Page 14 - ... for the increase of learning as to let the land lie some time fallow, maketh for the better increase of corn. This we see, if the land be ploughed every year, the corn cometh thin up : the ear is short, the grain is small, and, when it is brought into the barn and threshed, giveth very evil fall.t So those which never leave poring on their books, have oftentimes as thin invention as other poor men have, and as small wit and weight in it as in other men's.
Page 7 - And as for the Latin or Greek tongue, everything is so excellently done in them that none can do better; in the English tongue, contrary, everything in a manner so meanly, both for the matter and handling, that no man can do worse.
Page 14 - So those which never leave poring on their books, have oftentimes as thin invention as other poor men have, and as small wit and weight in it as in other men's. And thus...
Page 155 - And that which was the most marvel of all, at one time two drifts of snow flew, the one out of the west into the east, the other out of the north into the east. And I saw two winds, by reason of the snow, the one cross over the other, as it had been two high ways.
Page 94 - Learning teacheth more in one year, than experience in twenty. Every craft and science standeth in two things : in knowing of his craft, and working of his craft, — for perfect knowledge bringeth a man to perfect working.
Page 14 - ... what he doth. And surely the best wits to learning must needs have much recreation, and ceasing from their book, or else they mar themselves, when base and dumpish wits can never be hurt with continual study ; as ye see in luting, that a treble minikin string must always be let down, but at such time as when a man must needs play, when the base and dull string needeth never to be moved out of his place.

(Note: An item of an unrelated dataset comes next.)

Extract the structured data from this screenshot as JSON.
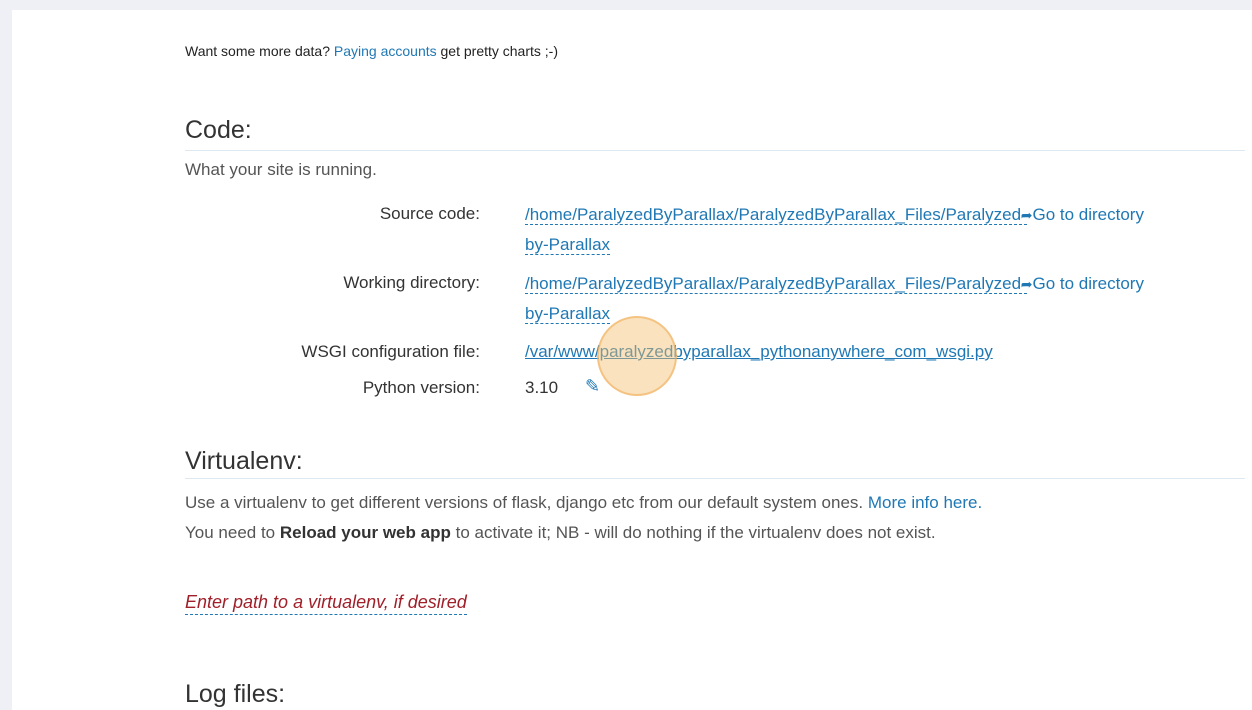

Page 14 - I heard myself a good husband at his book once say, that to omit study some time of the day and some time of the year, made as much for the increase of learning as to let the land lie some time fallow, maketh for the better increase of corn.

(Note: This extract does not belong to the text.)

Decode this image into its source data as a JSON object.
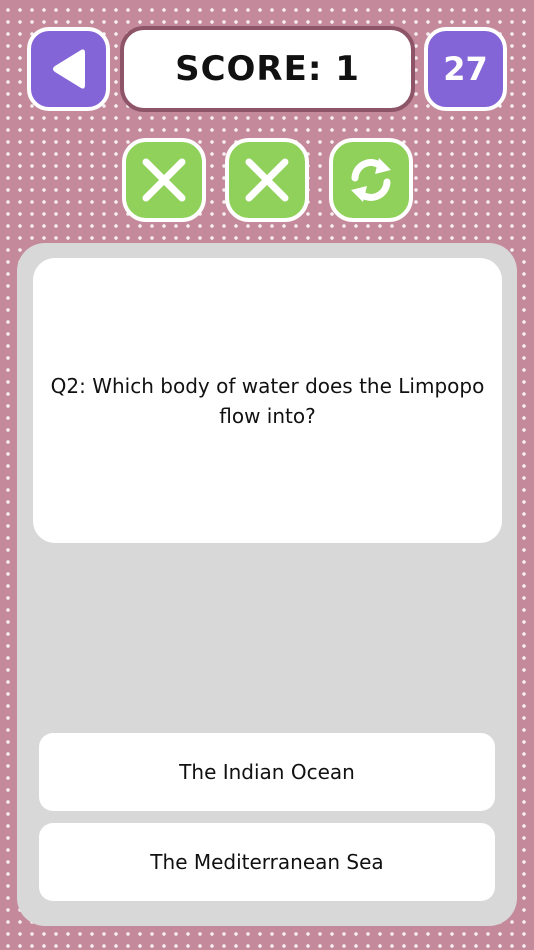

Page 155 - For I should see one stream within a score on me, then the space of two score no snow would stir, but after so much quantity of ground, another stream of snow at the same very time should be carried likewise, but not equally. For the one would stand still when the other flew apace, and so continue sometime swiftlier, sometime slowlier, sometime broader, sometime narrower, as far as I could see. Nor it flew not straight, but sometime it crooked this way, sometime that way, and sometime it ran round...